Every year around the holidays, our non-Jewish friends and coworkers start asking a lot of questions about Hanukkah. For the most part, people know at least a little bit about our eight crazy nights, but may not really know the basics. In an effort to share in our festivities (that start tonight at sundown) we came up with 10 basic facts about Hanukkah that we think you should know for your Jewish coworkers and buddies.
1. The date of Hanukkah changes every year because it goes by the Hebrew calendar. This year on the Hebrew calendar is 5774. The next time Thanksgiving and the first day of Hanukkah will be on the same day is in 79,811 years.
2. Hanukkah starts at sundown tonight, and will go for eight days.
3. Hanukkah is known as “The Festival of Lights” and was not originally a gift-giving holiday. In modern times it has become one because it has been celebrated around Christmas.

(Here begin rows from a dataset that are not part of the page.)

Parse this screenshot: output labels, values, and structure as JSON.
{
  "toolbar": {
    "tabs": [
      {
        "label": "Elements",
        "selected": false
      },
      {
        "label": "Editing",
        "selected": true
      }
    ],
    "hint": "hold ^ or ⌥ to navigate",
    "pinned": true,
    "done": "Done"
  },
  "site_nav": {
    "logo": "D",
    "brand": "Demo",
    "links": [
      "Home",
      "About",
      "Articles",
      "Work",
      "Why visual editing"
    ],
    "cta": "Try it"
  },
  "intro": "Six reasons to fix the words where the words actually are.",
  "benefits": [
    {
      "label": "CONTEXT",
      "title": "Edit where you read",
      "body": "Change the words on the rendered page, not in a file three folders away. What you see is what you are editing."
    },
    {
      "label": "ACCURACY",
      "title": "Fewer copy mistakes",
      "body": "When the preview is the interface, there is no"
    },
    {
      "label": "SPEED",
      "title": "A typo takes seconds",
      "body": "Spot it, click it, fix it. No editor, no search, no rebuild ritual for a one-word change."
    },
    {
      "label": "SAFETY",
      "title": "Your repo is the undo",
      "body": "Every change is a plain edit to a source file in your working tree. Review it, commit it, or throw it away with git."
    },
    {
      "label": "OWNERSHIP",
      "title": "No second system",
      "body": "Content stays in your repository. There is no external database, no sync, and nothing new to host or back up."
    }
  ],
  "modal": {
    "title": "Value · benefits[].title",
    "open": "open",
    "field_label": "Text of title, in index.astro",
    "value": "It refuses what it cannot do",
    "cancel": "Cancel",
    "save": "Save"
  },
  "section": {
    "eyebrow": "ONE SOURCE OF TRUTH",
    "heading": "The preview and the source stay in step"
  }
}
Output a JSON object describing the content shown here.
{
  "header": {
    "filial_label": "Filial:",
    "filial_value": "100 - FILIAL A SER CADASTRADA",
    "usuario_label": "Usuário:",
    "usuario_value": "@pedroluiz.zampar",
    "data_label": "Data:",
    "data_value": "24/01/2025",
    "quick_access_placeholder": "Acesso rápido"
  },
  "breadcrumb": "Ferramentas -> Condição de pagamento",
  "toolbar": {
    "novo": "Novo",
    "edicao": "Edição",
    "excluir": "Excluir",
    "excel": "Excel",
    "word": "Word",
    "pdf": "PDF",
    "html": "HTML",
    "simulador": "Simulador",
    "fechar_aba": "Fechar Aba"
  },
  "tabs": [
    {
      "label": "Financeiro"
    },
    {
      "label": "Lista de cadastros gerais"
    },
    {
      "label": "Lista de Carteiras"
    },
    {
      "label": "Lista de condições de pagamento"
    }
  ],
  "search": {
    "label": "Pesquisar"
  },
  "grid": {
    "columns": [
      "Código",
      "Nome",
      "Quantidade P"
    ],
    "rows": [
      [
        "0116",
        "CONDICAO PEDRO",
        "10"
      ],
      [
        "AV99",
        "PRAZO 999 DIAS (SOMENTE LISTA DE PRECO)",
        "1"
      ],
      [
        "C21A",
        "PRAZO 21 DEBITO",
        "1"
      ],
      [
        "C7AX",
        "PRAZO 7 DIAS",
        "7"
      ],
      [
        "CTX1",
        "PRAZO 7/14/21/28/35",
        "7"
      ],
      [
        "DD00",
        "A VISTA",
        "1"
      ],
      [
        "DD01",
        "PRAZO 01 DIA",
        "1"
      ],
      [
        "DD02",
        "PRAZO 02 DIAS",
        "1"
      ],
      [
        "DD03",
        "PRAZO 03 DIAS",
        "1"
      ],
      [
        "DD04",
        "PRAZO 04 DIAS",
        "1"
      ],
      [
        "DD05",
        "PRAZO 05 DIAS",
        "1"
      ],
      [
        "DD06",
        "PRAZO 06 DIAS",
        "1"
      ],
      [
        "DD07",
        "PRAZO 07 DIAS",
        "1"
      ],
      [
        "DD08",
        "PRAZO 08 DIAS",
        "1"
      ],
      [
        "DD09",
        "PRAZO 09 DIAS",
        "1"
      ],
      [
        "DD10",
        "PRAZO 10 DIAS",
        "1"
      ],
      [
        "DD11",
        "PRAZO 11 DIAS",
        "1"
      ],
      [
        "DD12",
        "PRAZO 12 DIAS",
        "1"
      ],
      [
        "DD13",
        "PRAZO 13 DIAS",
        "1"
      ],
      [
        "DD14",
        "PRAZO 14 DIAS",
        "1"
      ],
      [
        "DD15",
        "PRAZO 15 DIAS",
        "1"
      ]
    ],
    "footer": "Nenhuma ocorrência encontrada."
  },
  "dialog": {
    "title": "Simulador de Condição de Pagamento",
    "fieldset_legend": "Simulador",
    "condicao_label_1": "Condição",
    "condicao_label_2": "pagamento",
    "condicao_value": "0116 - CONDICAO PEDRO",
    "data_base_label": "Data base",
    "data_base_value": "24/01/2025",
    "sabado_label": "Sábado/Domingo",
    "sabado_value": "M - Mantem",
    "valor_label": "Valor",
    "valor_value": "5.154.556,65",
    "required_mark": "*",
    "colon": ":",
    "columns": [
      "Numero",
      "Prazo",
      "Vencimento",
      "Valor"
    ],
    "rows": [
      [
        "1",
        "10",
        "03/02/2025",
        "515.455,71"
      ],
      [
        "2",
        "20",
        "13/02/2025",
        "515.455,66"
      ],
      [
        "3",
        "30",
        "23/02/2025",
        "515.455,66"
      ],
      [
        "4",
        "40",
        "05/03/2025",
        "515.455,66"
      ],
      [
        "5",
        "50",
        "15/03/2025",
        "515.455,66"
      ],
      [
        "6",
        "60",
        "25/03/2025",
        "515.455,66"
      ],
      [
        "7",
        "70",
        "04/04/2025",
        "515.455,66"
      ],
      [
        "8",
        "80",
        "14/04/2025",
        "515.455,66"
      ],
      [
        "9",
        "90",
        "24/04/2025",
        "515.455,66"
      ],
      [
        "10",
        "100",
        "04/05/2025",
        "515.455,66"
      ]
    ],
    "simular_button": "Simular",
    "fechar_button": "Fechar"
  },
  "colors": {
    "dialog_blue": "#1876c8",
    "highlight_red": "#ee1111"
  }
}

4. Presents are usually only bought for the children.
5. During Hanukkah there are usually smaller presents given each night, with the largest gift given on the eighth night.
6. Traditionally children play a game called Dreidel, which is a gambling game with a four-sided spinning top.
7. The reason why there are eight nights of Hanukkah is because when the holy temple in Jerusalem was destroyed, there was only enough oil for the Temple light to last one night — but it ended up lasting eight.
8. We typically eat latkes (potato pancakes) with sour cream or applesauce, and they are delicious.
9. The Menorah is traditionally lit from right to left, and each night you light another candle until all eight are lit on the eighth night.
10. Children typically exchange chocolate money; however, we will never turn a piece down if offered.
Happy Hanukkah and Thanksgiving from our families to yours!
This has been a public service announcement from Brightwing CMO David Chernow and Brightwing friend Ira Berkowitz.
November 27, 2013 at 12:19 pm /
Whoever was responsible for posting this information should take it globally. All of the religions should be represented as knowledge is attained. Knowledge eradicates fears, thus if everyone became educated, mistrust would be alleviated. I don’t work at your company but as a fellow human I am impressed. Happy Hanukkah!